(Dataset content Opens)
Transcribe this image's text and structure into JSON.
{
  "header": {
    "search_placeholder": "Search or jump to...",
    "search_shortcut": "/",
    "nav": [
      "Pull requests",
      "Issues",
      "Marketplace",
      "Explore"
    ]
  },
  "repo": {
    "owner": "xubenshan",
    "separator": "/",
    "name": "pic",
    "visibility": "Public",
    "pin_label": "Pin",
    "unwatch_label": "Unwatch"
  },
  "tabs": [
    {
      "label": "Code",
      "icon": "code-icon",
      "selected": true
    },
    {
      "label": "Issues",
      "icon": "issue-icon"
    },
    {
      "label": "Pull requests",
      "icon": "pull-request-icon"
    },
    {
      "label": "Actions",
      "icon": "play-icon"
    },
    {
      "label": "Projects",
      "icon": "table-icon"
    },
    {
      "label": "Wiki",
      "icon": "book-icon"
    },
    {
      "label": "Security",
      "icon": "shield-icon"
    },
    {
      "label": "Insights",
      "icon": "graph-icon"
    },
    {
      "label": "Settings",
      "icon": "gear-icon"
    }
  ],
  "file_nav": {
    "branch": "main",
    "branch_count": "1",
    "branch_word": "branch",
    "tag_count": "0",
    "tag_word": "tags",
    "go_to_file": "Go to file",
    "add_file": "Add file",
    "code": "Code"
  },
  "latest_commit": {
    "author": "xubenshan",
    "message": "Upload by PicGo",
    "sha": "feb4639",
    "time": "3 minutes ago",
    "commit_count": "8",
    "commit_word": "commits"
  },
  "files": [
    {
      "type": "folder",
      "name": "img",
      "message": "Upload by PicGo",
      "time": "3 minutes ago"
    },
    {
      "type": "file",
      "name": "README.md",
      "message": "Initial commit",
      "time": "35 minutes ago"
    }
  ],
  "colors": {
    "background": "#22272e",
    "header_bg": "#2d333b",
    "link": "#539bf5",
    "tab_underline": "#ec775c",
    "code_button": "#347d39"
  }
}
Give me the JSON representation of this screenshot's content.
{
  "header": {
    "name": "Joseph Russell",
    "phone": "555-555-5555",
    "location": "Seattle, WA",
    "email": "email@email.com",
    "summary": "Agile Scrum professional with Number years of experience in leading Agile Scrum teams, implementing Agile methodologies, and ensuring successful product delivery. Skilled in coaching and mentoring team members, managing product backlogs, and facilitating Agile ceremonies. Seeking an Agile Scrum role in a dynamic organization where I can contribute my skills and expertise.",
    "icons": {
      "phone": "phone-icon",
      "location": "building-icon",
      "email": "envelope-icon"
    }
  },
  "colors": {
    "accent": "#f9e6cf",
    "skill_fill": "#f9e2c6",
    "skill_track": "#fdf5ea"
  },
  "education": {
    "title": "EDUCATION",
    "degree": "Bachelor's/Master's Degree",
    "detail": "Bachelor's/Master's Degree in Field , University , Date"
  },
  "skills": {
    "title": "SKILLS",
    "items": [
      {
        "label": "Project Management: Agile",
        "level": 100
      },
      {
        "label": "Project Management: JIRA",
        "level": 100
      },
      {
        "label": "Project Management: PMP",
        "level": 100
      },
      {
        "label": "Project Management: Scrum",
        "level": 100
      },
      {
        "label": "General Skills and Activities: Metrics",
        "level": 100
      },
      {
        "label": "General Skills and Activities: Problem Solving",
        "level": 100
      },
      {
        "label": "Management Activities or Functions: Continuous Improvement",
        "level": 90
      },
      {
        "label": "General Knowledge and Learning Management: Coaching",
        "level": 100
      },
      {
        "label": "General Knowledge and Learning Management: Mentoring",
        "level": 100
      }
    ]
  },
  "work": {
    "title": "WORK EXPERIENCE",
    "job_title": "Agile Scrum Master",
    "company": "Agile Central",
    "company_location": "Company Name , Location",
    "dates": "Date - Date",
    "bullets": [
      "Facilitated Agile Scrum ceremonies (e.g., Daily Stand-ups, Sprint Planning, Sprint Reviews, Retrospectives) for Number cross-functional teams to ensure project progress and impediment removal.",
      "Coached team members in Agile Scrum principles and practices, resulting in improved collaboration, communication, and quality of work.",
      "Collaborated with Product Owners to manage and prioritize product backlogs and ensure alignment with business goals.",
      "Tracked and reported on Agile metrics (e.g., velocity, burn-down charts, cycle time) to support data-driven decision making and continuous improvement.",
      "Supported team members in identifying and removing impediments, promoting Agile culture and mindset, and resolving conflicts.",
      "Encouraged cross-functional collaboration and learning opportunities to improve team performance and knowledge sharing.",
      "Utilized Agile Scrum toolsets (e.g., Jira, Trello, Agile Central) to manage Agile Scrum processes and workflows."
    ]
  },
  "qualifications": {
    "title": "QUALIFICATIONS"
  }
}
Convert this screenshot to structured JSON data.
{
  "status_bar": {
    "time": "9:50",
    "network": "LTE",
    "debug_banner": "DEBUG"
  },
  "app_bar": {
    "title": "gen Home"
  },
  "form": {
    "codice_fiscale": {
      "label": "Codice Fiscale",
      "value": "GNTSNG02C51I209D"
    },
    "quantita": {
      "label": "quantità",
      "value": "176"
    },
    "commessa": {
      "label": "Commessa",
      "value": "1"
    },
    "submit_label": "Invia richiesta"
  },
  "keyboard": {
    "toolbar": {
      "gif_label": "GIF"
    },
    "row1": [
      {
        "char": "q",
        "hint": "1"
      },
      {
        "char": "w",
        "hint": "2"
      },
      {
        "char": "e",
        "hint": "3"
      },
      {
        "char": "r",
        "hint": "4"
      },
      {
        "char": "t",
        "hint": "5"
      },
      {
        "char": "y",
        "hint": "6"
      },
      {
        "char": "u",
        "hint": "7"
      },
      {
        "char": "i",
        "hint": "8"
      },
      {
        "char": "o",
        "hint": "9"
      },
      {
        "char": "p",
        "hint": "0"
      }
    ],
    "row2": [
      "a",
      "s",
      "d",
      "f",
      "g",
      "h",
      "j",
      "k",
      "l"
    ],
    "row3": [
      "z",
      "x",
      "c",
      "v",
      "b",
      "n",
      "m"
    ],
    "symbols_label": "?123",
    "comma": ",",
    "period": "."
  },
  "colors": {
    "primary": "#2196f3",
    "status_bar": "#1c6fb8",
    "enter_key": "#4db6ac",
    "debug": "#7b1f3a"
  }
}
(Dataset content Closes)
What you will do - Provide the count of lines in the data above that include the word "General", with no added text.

Result of the exercise - 4